- [What the task asks]: Your copy should match the entries exactly, with no images carried over.

......

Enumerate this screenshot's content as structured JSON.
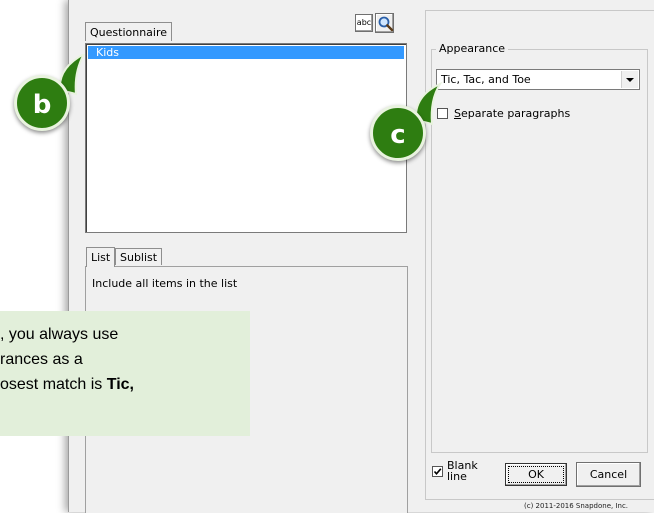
{
  "questionnaire": {
    "tab_label": "Questionnaire",
    "selected_item": "Kids"
  },
  "toolbar": {
    "abc_label": "abc",
    "search_icon": "magnifier-icon"
  },
  "list_tabs": [
    {
      "label": "List"
    },
    {
      "label": "Sublist"
    }
  ],
  "list_description": "Include all items in the list",
  "appearance": {
    "group_label": "Appearance",
    "selected_option": "Tic, Tac, and Toe",
    "separate_paragraphs_label": "Separate paragraphs",
    "separate_paragraphs_checked": false
  },
  "bottom": {
    "blank_line_label_1": "Blank",
    "blank_line_label_2": "line",
    "blank_line_checked": true,
    "ok_label": "OK",
    "cancel_label": "Cancel",
    "copyright": "(c) 2011-2016 Snapdone, Inc."
  },
  "tooltip": {
    "line1": ", you always use",
    "line2": "rances as a",
    "line3_pre": "osest match is ",
    "line3_bold": "Tic,"
  },
  "callouts": {
    "b": "b",
    "c": "c"
  },
  "colors": {
    "selection": "#3399ff",
    "callout_green": "#2e7d11",
    "tooltip_bg": "#e2efda"
  }
}
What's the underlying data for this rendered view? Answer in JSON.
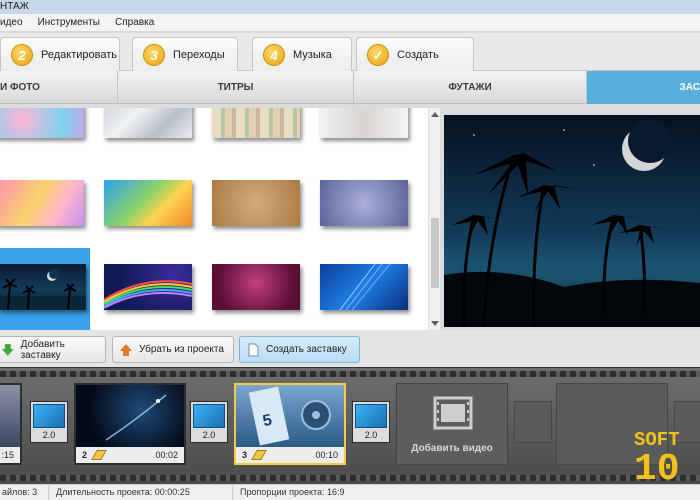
{
  "window": {
    "title": "НТАЖ"
  },
  "menu": [
    "идео",
    "Инструменты",
    "Справка"
  ],
  "main_tabs": [
    {
      "num": "2",
      "label": "Редактировать"
    },
    {
      "num": "3",
      "label": "Переходы"
    },
    {
      "num": "4",
      "label": "Музыка"
    },
    {
      "num": "",
      "label": "Создать"
    }
  ],
  "sub_tabs": [
    "И ФОТО",
    "ТИТРЫ",
    "ФУТАЖИ",
    "ЗАС"
  ],
  "buttons": {
    "add": "Добавить заставку",
    "remove": "Убрать из проекта",
    "create": "Создать заставку"
  },
  "timeline": {
    "clip1": {
      "n": "",
      "time": ":15"
    },
    "trans1": "2.0",
    "clip2": {
      "n": "2",
      "time": "00:02"
    },
    "trans2": "2.0",
    "clip3": {
      "n": "3",
      "time": "00:10"
    },
    "trans3": "2.0",
    "add_video": "Добавить видео"
  },
  "status": {
    "files": "айлов: 3",
    "duration": "Длительность проекта: 00:00:25",
    "ratio": "Пропорции проекта: 16:9"
  },
  "logo": {
    "line1": "SOFT",
    "line2": "10"
  },
  "colors": {
    "accent": "#58aedd",
    "selection": "#3aa0e8",
    "tab_number": "#f2b51e",
    "clip_selected": "#f5c94a"
  }
}
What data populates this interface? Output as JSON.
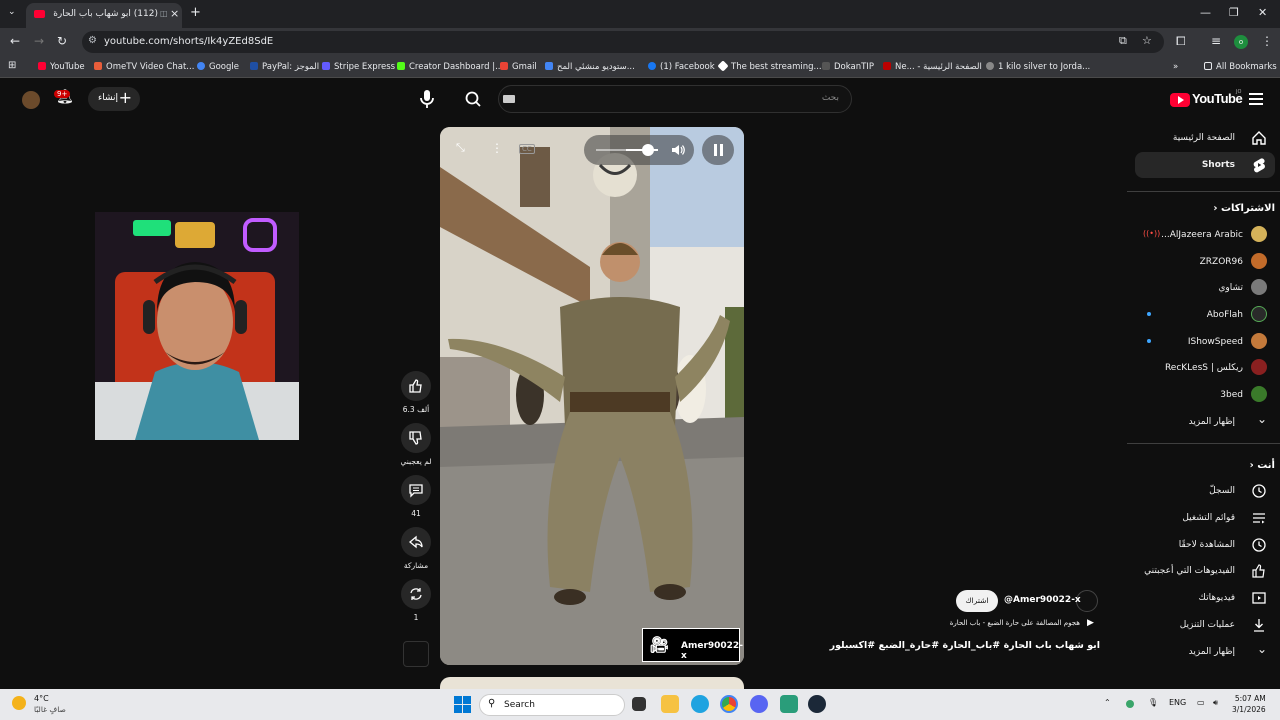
{
  "browser": {
    "tab_title": "(112) ابو شهاب باب الحارة",
    "url": "youtube.com/shorts/Ik4yZEd8SdE",
    "bookmarks": [
      "YouTube",
      "OmeTV Video Chat...",
      "Google",
      "PayPal: الموجز",
      "Stripe Express",
      "Creator Dashboard |...",
      "Gmail",
      "ستوديو منشئي المح...",
      "(1) Facebook",
      "The best streaming...",
      "DokanTIP",
      "Ne... - الصفحة الرئيسية",
      "1 kilo silver to Jorda..."
    ],
    "all_bookmarks": "All Bookmarks"
  },
  "header": {
    "search_placeholder": "بحث",
    "create_label": "إنشاء",
    "notif_count": "9+",
    "logo_text": "YouTube",
    "logo_country": "JO"
  },
  "sidebar": {
    "home": "الصفحة الرئيسية",
    "shorts": "Shorts",
    "subscriptions_header": "الاشتراكات",
    "channels": [
      {
        "name": "AlJazeera Arabic...",
        "color": "#d4b25a"
      },
      {
        "name": "ZRZOR96",
        "color": "#c26b2a"
      },
      {
        "name": "تشاوي",
        "color": "#7a7a7a"
      },
      {
        "name": "AboFlah",
        "color": "#2a2a2a"
      },
      {
        "name": "IShowSpeed",
        "color": "#c47a3b"
      },
      {
        "name": "ريكلس | RecKLesS",
        "color": "#8a2020"
      },
      {
        "name": "3bed",
        "color": "#3a7a2a"
      }
    ],
    "show_more_1": "إظهار المزيد",
    "you_header": "أنت",
    "you_items": [
      "السجلّ",
      "قوائم التشغيل",
      "المشاهدة لاحقًا",
      "الفيديوهات التي أعجبتني",
      "فيديوهاتك",
      "عمليات التنزيل",
      "إظهار المزيد"
    ]
  },
  "short": {
    "likes": "6.3 ألف",
    "dislike_label": "لم يعجبني",
    "comments": "41",
    "share_label": "مشاركة",
    "remix_count": "1",
    "watermark": "Amer90022-x",
    "channel": "@Amer90022-x",
    "subscribe": "اشتراك",
    "sound": "هجوم المصالفة على حارة الضبع - باب الحارة",
    "title": "ابو شهاب باب الحارة #باب_الحارة #حارة_الضبع #اكسبلور"
  },
  "taskbar": {
    "temp": "4°C",
    "weather_desc": "صافٍ غالبًا",
    "search": "Search",
    "lang": "ENG",
    "time": "5:07 AM",
    "date": "3/1/2026"
  }
}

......

- [Response]:
Enumerate this screenshot's content as structured JSON.
{
  "questionnaire": {
    "tab_label": "Questionnaire",
    "selected_item": "Kids"
  },
  "toolbar": {
    "abc_label": "abc",
    "search_icon": "magnifier-icon"
  },
  "list_tabs": [
    {
      "label": "List"
    },
    {
      "label": "Sublist"
    }
  ],
  "list_description": "Include all items in the list",
  "appearance": {
    "group_label": "Appearance",
    "selected_option": "Tic, Tac, and Toe",
    "separate_paragraphs_label": "Separate paragraphs",
    "separate_paragraphs_checked": false
  },
  "bottom": {
    "blank_line_label_1": "Blank",
    "blank_line_label_2": "line",
    "blank_line_checked": true,
    "ok_label": "OK",
    "cancel_label": "Cancel",
    "copyright": "(c) 2011-2016 Snapdone, Inc."
  },
  "tooltip": {
    "line1": ", you always use",
    "line2": "rances as a",
    "line3_pre": "osest match is ",
    "line3_bold": "Tic,"
  },
  "callouts": {
    "b": "b",
    "c": "c"
  },
  "colors": {
    "selection": "#3399ff",
    "callout_green": "#2e7d11",
    "tooltip_bg": "#e2efda"
  }
}
What's the underlying data for this rendered view? Answer in JSON.
{
  "window": {
    "title": "НТАЖ"
  },
  "menu": [
    "идео",
    "Инструменты",
    "Справка"
  ],
  "main_tabs": [
    {
      "num": "2",
      "label": "Редактировать"
    },
    {
      "num": "3",
      "label": "Переходы"
    },
    {
      "num": "4",
      "label": "Музыка"
    },
    {
      "num": "",
      "label": "Создать"
    }
  ],
  "sub_tabs": [
    "И ФОТО",
    "ТИТРЫ",
    "ФУТАЖИ",
    "ЗАС"
  ],
  "buttons": {
    "add": "Добавить заставку",
    "remove": "Убрать из проекта",
    "create": "Создать заставку"
  },
  "timeline": {
    "clip1": {
      "n": "",
      "time": ":15"
    },
    "trans1": "2.0",
    "clip2": {
      "n": "2",
      "time": "00:02"
    },
    "trans2": "2.0",
    "clip3": {
      "n": "3",
      "time": "00:10"
    },
    "trans3": "2.0",
    "add_video": "Добавить видео"
  },
  "status": {
    "files": "айлов: 3",
    "duration": "Длительность проекта: 00:00:25",
    "ratio": "Пропорции проекта: 16:9"
  },
  "logo": {
    "line1": "SOFT",
    "line2": "10"
  },
  "colors": {
    "accent": "#58aedd",
    "selection": "#3aa0e8",
    "tab_number": "#f2b51e",
    "clip_selected": "#f5c94a"
  }
}
What data populates this interface? Output as JSON.
{
  "browser": {
    "tab_title": "(112) ابو شهاب باب الحارة",
    "url": "youtube.com/shorts/Ik4yZEd8SdE",
    "bookmarks": [
      "YouTube",
      "OmeTV Video Chat...",
      "Google",
      "PayPal: الموجز",
      "Stripe Express",
      "Creator Dashboard |...",
      "Gmail",
      "ستوديو منشئي المح...",
      "(1) Facebook",
      "The best streaming...",
      "DokanTIP",
      "Ne... - الصفحة الرئيسية",
      "1 kilo silver to Jorda..."
    ],
    "all_bookmarks": "All Bookmarks"
  },
  "header": {
    "search_placeholder": "بحث",
    "create_label": "إنشاء",
    "notif_count": "9+",
    "logo_text": "YouTube",
    "logo_country": "JO"
  },
  "sidebar": {
    "home": "الصفحة الرئيسية",
    "shorts": "Shorts",
    "subscriptions_header": "الاشتراكات",
    "channels": [
      {
        "name": "AlJazeera Arabic...",
        "color": "#d4b25a"
      },
      {
        "name": "ZRZOR96",
        "color": "#c26b2a"
      },
      {
        "name": "تشاوي",
        "color": "#7a7a7a"
      },
      {
        "name": "AboFlah",
        "color": "#2a2a2a"
      },
      {
        "name": "IShowSpeed",
        "color": "#c47a3b"
      },
      {
        "name": "ريكلس | RecKLesS",
        "color": "#8a2020"
      },
      {
        "name": "3bed",
        "color": "#3a7a2a"
      }
    ],
    "show_more_1": "إظهار المزيد",
    "you_header": "أنت",
    "you_items": [
      "السجلّ",
      "قوائم التشغيل",
      "المشاهدة لاحقًا",
      "الفيديوهات التي أعجبتني",
      "فيديوهاتك",
      "عمليات التنزيل",
      "إظهار المزيد"
    ]
  },
  "short": {
    "likes": "6.3 ألف",
    "dislike_label": "لم يعجبني",
    "comments": "41",
    "share_label": "مشاركة",
    "remix_count": "1",
    "watermark": "Amer90022-x",
    "channel": "@Amer90022-x",
    "subscribe": "اشتراك",
    "sound": "هجوم المصالفة على حارة الضبع - باب الحارة",
    "title": "ابو شهاب باب الحارة #باب_الحارة #حارة_الضبع #اكسبلور"
  },
  "taskbar": {
    "temp": "4°C",
    "weather_desc": "صافٍ غالبًا",
    "search": "Search",
    "lang": "ENG",
    "time": "5:07 AM",
    "date": "3/1/2026"
  }
}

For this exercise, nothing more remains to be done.